**REQUIRED WORK:** Look through the entries that follow and count the lines with the word "title". The reply is that number alone.

**PROVIDED INFORMATION:**
/---
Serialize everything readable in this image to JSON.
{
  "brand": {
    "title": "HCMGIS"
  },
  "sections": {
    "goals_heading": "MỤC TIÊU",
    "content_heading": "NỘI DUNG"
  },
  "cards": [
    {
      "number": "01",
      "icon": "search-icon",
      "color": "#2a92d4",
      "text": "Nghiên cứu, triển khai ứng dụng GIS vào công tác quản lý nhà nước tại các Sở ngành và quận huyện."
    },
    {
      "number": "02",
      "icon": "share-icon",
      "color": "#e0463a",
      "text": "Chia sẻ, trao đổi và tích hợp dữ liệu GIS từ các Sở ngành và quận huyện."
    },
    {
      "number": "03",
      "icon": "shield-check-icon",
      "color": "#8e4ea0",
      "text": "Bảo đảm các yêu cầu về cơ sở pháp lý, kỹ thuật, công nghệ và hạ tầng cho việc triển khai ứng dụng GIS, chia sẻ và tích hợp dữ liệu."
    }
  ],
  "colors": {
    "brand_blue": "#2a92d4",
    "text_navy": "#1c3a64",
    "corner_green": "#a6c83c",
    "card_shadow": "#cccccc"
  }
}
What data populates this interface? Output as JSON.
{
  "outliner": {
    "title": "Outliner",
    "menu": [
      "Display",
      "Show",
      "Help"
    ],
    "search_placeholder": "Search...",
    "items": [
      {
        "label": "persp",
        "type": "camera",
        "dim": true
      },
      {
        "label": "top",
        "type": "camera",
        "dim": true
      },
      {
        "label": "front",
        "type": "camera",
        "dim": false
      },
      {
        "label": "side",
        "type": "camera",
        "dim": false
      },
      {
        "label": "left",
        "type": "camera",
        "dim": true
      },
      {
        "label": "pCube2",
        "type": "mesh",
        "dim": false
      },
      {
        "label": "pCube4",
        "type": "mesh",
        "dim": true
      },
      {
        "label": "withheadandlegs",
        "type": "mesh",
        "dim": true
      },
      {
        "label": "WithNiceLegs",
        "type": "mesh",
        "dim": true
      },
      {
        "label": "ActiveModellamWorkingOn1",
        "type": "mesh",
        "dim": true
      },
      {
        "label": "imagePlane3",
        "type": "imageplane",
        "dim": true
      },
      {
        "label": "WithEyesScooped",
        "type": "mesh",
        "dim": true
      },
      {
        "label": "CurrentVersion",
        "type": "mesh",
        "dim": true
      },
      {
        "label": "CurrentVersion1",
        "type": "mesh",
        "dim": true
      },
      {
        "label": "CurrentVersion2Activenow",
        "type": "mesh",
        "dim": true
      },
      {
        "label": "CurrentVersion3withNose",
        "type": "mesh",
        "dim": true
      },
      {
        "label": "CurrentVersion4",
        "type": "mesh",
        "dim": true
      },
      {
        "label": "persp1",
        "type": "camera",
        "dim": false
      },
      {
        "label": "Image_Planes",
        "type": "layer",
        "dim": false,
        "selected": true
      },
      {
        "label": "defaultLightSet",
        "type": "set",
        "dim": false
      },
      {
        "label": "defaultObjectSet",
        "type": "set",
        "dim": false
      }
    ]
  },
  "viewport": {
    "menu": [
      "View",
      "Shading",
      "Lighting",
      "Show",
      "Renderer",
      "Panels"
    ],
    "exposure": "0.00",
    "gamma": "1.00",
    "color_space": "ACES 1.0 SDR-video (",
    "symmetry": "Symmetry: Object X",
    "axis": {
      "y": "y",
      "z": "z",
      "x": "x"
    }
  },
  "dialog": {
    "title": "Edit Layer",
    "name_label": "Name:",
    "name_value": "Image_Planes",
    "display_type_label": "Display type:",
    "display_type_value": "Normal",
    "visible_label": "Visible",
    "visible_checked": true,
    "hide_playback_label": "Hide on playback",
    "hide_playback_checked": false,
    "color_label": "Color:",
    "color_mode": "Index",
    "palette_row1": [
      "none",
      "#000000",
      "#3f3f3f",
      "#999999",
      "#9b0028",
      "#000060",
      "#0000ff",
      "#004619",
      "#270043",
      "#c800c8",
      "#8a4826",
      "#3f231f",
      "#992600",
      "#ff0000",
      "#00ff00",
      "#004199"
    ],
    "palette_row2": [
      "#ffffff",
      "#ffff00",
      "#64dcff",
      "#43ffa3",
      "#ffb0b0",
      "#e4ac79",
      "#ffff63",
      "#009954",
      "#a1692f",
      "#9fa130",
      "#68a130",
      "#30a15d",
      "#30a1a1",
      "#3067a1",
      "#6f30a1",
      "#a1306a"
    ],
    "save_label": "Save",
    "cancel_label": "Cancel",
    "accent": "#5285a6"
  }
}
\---
**SOLUTION TO THE EXERCISE:** 3